**Work task:**
In your reply, write out each entry exactly as given.

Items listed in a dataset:
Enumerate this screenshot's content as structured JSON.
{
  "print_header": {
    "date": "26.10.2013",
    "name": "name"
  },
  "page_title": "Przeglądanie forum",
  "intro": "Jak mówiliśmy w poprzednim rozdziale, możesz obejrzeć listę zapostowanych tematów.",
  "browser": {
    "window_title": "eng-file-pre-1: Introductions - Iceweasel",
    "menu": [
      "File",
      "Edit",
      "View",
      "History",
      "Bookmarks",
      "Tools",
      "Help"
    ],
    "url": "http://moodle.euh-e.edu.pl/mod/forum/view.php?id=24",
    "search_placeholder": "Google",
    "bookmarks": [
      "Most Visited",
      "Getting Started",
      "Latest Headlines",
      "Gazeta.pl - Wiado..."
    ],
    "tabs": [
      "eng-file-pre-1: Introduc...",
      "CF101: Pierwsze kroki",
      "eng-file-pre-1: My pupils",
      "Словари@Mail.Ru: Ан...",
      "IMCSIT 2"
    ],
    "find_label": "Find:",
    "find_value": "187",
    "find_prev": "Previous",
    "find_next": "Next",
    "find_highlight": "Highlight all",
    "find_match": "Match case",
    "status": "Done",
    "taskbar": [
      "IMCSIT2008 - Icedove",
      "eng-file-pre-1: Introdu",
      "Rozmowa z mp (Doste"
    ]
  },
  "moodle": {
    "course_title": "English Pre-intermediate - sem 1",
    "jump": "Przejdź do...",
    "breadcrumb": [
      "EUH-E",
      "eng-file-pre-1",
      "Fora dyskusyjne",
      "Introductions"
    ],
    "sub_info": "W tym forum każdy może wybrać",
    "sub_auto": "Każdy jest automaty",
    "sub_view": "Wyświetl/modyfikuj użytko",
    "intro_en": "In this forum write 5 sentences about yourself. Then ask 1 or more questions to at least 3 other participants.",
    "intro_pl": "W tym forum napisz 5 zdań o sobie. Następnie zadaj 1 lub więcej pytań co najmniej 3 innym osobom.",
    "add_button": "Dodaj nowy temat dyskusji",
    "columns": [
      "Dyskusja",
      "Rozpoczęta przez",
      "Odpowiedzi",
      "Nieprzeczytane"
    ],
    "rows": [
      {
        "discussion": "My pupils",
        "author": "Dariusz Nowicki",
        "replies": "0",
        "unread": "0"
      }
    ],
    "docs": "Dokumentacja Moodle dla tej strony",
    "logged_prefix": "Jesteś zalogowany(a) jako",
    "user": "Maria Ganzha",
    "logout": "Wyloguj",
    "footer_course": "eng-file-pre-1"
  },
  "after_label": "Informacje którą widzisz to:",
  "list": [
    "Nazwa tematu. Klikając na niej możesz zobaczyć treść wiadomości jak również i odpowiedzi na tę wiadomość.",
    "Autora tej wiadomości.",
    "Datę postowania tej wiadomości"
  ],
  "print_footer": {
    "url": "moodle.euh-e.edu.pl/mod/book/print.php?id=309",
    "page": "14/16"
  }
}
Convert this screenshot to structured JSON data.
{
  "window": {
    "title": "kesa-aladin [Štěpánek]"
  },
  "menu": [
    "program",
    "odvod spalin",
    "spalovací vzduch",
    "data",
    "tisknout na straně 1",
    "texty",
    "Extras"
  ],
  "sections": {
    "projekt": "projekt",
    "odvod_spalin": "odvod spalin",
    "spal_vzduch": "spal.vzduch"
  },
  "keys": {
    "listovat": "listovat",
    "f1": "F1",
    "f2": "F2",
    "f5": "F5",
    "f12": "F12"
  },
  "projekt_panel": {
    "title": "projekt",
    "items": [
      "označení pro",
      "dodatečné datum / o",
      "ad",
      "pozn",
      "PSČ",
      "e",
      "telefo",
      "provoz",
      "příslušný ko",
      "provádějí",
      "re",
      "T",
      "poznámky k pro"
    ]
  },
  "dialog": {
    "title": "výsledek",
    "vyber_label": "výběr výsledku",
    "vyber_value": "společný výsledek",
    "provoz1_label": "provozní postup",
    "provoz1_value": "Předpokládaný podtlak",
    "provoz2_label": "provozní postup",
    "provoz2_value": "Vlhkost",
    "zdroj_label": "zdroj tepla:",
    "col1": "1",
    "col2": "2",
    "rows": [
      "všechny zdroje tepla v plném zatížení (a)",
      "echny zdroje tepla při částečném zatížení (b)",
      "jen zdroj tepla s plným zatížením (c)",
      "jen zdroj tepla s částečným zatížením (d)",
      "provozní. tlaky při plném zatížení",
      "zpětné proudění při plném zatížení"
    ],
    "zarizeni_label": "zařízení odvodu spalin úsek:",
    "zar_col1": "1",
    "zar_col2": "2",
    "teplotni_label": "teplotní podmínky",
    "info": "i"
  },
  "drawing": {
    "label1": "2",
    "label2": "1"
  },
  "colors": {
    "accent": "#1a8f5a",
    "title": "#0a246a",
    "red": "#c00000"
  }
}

**Exercise output:**
Enumerate this screenshot's content as structured JSON.
{
  "print_header": {
    "date": "26.10.2013",
    "name": "name"
  },
  "page_title": "Przeglądanie forum",
  "intro": "Jak mówiliśmy w poprzednim rozdziale, możesz obejrzeć listę zapostowanych tematów.",
  "browser": {
    "window_title": "eng-file-pre-1: Introductions - Iceweasel",
    "menu": [
      "File",
      "Edit",
      "View",
      "History",
      "Bookmarks",
      "Tools",
      "Help"
    ],
    "url": "http://moodle.euh-e.edu.pl/mod/forum/view.php?id=24",
    "search_placeholder": "Google",
    "bookmarks": [
      "Most Visited",
      "Getting Started",
      "Latest Headlines",
      "Gazeta.pl - Wiado..."
    ],
    "tabs": [
      "eng-file-pre-1: Introduc...",
      "CF101: Pierwsze kroki",
      "eng-file-pre-1: My pupils",
      "Словари@Mail.Ru: Ан...",
      "IMCSIT 2"
    ],
    "find_label": "Find:",
    "find_value": "187",
    "find_prev": "Previous",
    "find_next": "Next",
    "find_highlight": "Highlight all",
    "find_match": "Match case",
    "status": "Done",
    "taskbar": [
      "IMCSIT2008 - Icedove",
      "eng-file-pre-1: Introdu",
      "Rozmowa z mp (Doste"
    ]
  },
  "moodle": {
    "course_title": "English Pre-intermediate - sem 1",
    "jump": "Przejdź do...",
    "breadcrumb": [
      "EUH-E",
      "eng-file-pre-1",
      "Fora dyskusyjne",
      "Introductions"
    ],
    "sub_info": "W tym forum każdy może wybrać",
    "sub_auto": "Każdy jest automaty",
    "sub_view": "Wyświetl/modyfikuj użytko",
    "intro_en": "In this forum write 5 sentences about yourself. Then ask 1 or more questions to at least 3 other participants.",
    "intro_pl": "W tym forum napisz 5 zdań o sobie. Następnie zadaj 1 lub więcej pytań co najmniej 3 innym osobom.",
    "add_button": "Dodaj nowy temat dyskusji",
    "columns": [
      "Dyskusja",
      "Rozpoczęta przez",
      "Odpowiedzi",
      "Nieprzeczytane"
    ],
    "rows": [
      {
        "discussion": "My pupils",
        "author": "Dariusz Nowicki",
        "replies": "0",
        "unread": "0"
      }
    ],
    "docs": "Dokumentacja Moodle dla tej strony",
    "logged_prefix": "Jesteś zalogowany(a) jako",
    "user": "Maria Ganzha",
    "logout": "Wyloguj",
    "footer_course": "eng-file-pre-1"
  },
  "after_label": "Informacje którą widzisz to:",
  "list": [
    "Nazwa tematu. Klikając na niej możesz zobaczyć treść wiadomości jak również i odpowiedzi na tę wiadomość.",
    "Autora tej wiadomości.",
    "Datę postowania tej wiadomości"
  ],
  "print_footer": {
    "url": "moodle.euh-e.edu.pl/mod/book/print.php?id=309",
    "page": "14/16"
  }
}
Convert this screenshot to structured JSON data.
{
  "window": {
    "title": "kesa-aladin [Štěpánek]"
  },
  "menu": [
    "program",
    "odvod spalin",
    "spalovací vzduch",
    "data",
    "tisknout na straně 1",
    "texty",
    "Extras"
  ],
  "sections": {
    "projekt": "projekt",
    "odvod_spalin": "odvod spalin",
    "spal_vzduch": "spal.vzduch"
  },
  "keys": {
    "listovat": "listovat",
    "f1": "F1",
    "f2": "F2",
    "f5": "F5",
    "f12": "F12"
  },
  "projekt_panel": {
    "title": "projekt",
    "items": [
      "označení pro",
      "dodatečné datum / o",
      "ad",
      "pozn",
      "PSČ",
      "e",
      "telefo",
      "provoz",
      "příslušný ko",
      "provádějí",
      "re",
      "T",
      "poznámky k pro"
    ]
  },
  "dialog": {
    "title": "výsledek",
    "vyber_label": "výběr výsledku",
    "vyber_value": "společný výsledek",
    "provoz1_label": "provozní postup",
    "provoz1_value": "Předpokládaný podtlak",
    "provoz2_label": "provozní postup",
    "provoz2_value": "Vlhkost",
    "zdroj_label": "zdroj tepla:",
    "col1": "1",
    "col2": "2",
    "rows": [
      "všechny zdroje tepla v plném zatížení (a)",
      "echny zdroje tepla při částečném zatížení (b)",
      "jen zdroj tepla s plným zatížením (c)",
      "jen zdroj tepla s částečným zatížením (d)",
      "provozní. tlaky při plném zatížení",
      "zpětné proudění při plném zatížení"
    ],
    "zarizeni_label": "zařízení odvodu spalin úsek:",
    "zar_col1": "1",
    "zar_col2": "2",
    "teplotni_label": "teplotní podmínky",
    "info": "i"
  },
  "drawing": {
    "label1": "2",
    "label2": "1"
  },
  "colors": {
    "accent": "#1a8f5a",
    "title": "#0a246a",
    "red": "#c00000"
  }
}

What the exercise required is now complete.